Amanda Cox | Acupuncture London









Acupuncture in the Prevention of Miscarriage

The term 'miscarriage' refers to the spontaneous loss of a pregnancy before 24 weeks, most often within the first 12 weeks of pregnancy. Miscarriage is a common phenomenon that is little discussed. It can be caused by hormone imbalances, low immunity or infection; however, the cause is often unknown.

Acupuncture can help in the prevention of miscarriage by promoting blood flow to the uterus to assist in fetal growth, and regulating hormone levels. In cases of recurrent miscarriage it is also highly effective at reducing stress and anxiety levels to help women through the important first trimester.

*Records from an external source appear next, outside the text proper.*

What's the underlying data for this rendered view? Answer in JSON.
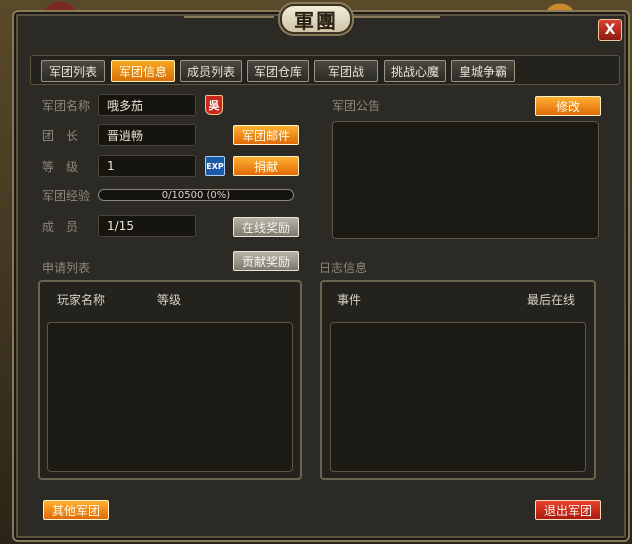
{
  "window": {
    "title": "軍團",
    "close_label": "X"
  },
  "tabs": [
    {
      "label": "军团列表",
      "active": false
    },
    {
      "label": "军团信息",
      "active": true
    },
    {
      "label": "成员列表",
      "active": false
    },
    {
      "label": "军团仓库",
      "active": false
    },
    {
      "label": "军团战",
      "active": false
    },
    {
      "label": "挑战心魔",
      "active": false
    },
    {
      "label": "皇城争霸",
      "active": false
    }
  ],
  "info": {
    "name_label": "军团名称",
    "name_value": "哦多茄",
    "name_badge": "吳",
    "leader_label": "团　长",
    "leader_value": "晋逍畅",
    "mail_button": "军团邮件",
    "level_label": "等　级",
    "level_value": "1",
    "exp_badge": "EXP",
    "donate_button": "捐献",
    "exp_label": "军团经验",
    "exp_text": "0/10500 (0%)",
    "exp_fraction": 0,
    "members_label": "成　员",
    "members_value": "1/15",
    "online_reward_button": "在线奖励",
    "contrib_reward_button": "贡献奖励"
  },
  "notice": {
    "label": "军团公告",
    "edit_button": "修改"
  },
  "applications": {
    "label": "申请列表",
    "col_player": "玩家名称",
    "col_level": "等级"
  },
  "log": {
    "label": "日志信息",
    "col_event": "事件",
    "col_last_online": "最后在线"
  },
  "footer": {
    "other_button": "其他军团",
    "quit_button": "退出军团"
  },
  "colors": {
    "accent_orange": "#e06a08",
    "danger_red": "#a81a0e",
    "gold_fill": "#d88a18"
  }
}
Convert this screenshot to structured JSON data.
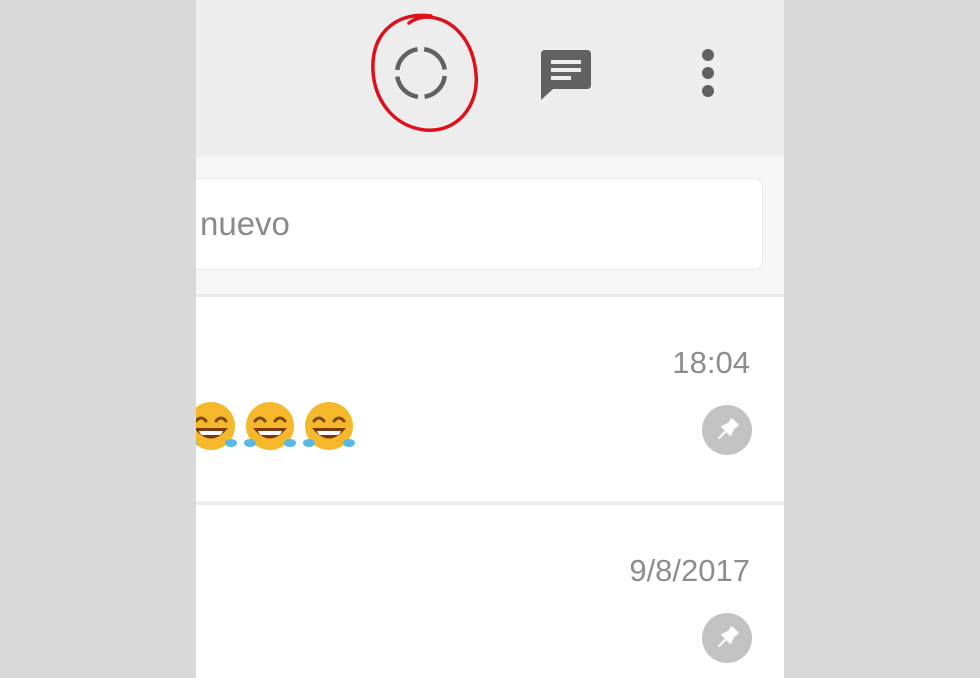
{
  "colors": {
    "header_bg": "#ededed",
    "icon_gray": "#616161",
    "annotation_red": "#e0101a",
    "timestamp_gray": "#8d8d8d",
    "pin_gray": "#c3c3c3"
  },
  "header": {
    "icons": [
      "status-icon",
      "new-chat-icon",
      "more-options-icon"
    ]
  },
  "search": {
    "placeholder": "nuevo"
  },
  "chats": [
    {
      "time": "18:04",
      "preview_emoji": "face-with-tears-of-joy",
      "emoji_count": 3,
      "pinned": true
    },
    {
      "time": "9/8/2017",
      "pinned": true
    }
  ]
}
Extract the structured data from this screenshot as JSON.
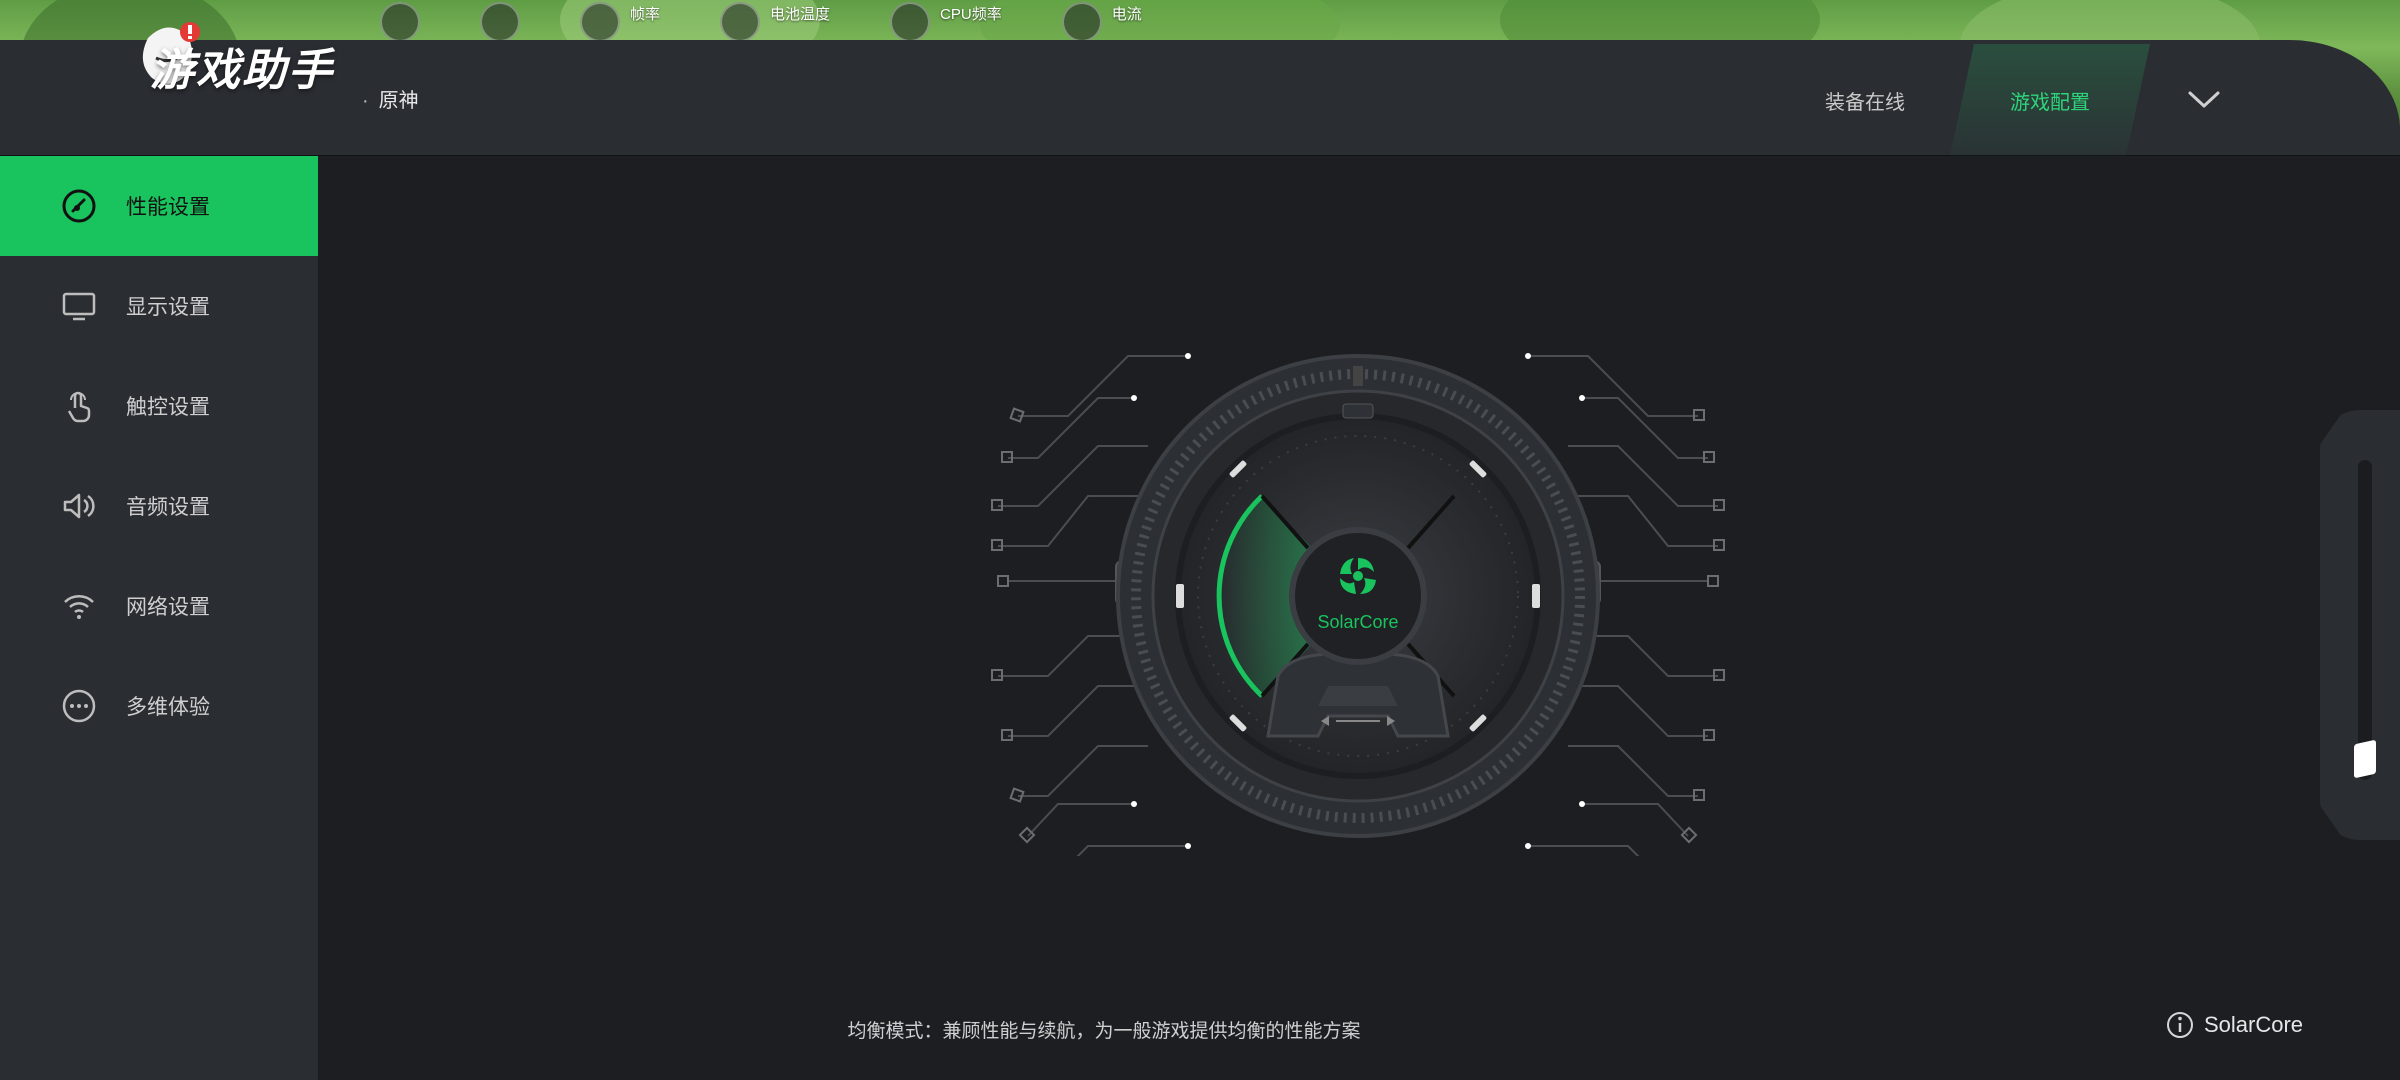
{
  "header": {
    "app_title": "游戏助手",
    "game_name": "原神",
    "game_dot": "·",
    "tabs": [
      {
        "label": "装备在线",
        "active": false
      },
      {
        "label": "游戏配置",
        "active": true
      }
    ]
  },
  "hud": {
    "items": [
      {
        "label": "帧率"
      },
      {
        "label": "电池温度"
      },
      {
        "label": "CPU频率"
      },
      {
        "label": "电流"
      }
    ]
  },
  "sidebar": {
    "items": [
      {
        "label": "性能设置",
        "icon": "speedometer-icon",
        "active": true
      },
      {
        "label": "显示设置",
        "icon": "monitor-icon",
        "active": false
      },
      {
        "label": "触控设置",
        "icon": "touch-icon",
        "active": false
      },
      {
        "label": "音频设置",
        "icon": "speaker-icon",
        "active": false
      },
      {
        "label": "网络设置",
        "icon": "wifi-icon",
        "active": false
      },
      {
        "label": "多维体验",
        "icon": "more-icon",
        "active": false
      }
    ]
  },
  "dial": {
    "brand": "SolarCore",
    "progress": 0.25
  },
  "main": {
    "mode_description": "均衡模式：兼顾性能与续航，为一般游戏提供均衡的性能方案",
    "brand_info": "SolarCore"
  },
  "colors": {
    "accent": "#19c35d",
    "accent_text": "#2fd47a",
    "panel": "#1c1e21",
    "sidebar": "#2a2d32"
  }
}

Acupuncture treatment is safe throughout pregnancy, and has the advantage of being able to treat both mother and baby without the use of chemicals.

Treatment to prevent miscarriage with acupuncture revolves around treating the channels that supply the uterus and fetus with circulation. Whilst Western Medicine will often attribute miscarriage to an unexplained cause, Chinese Medicine can find the energetic cause and treat the disharmony to prevent recurrence. Energetic causes of miscarriage can include improper function of the channel responsible for raising energy and holding things upright, too much heat in the uterus, or energetic deficiencies in a woman that stop the body from being able to sustain a pregnancy. Acupuncture treatment differentiates according to the case, and helps to correct these disharmonies.

It is important to mention that in Western Culture miscarriage is often seen as something that is a minor event, and women are expected to carry on with normal life. In Chinese culture miscarriage is believed to be more difficult and draining than a birth, as there is not only the physical loss, but also grief to deal with. Chinese Medicine not only restores energy in the body, but can also help women to cope with their loss emotionally.

Amanda has had many years' experience in treating women following miscarriage with very positive results.

Amanda Cox | 2013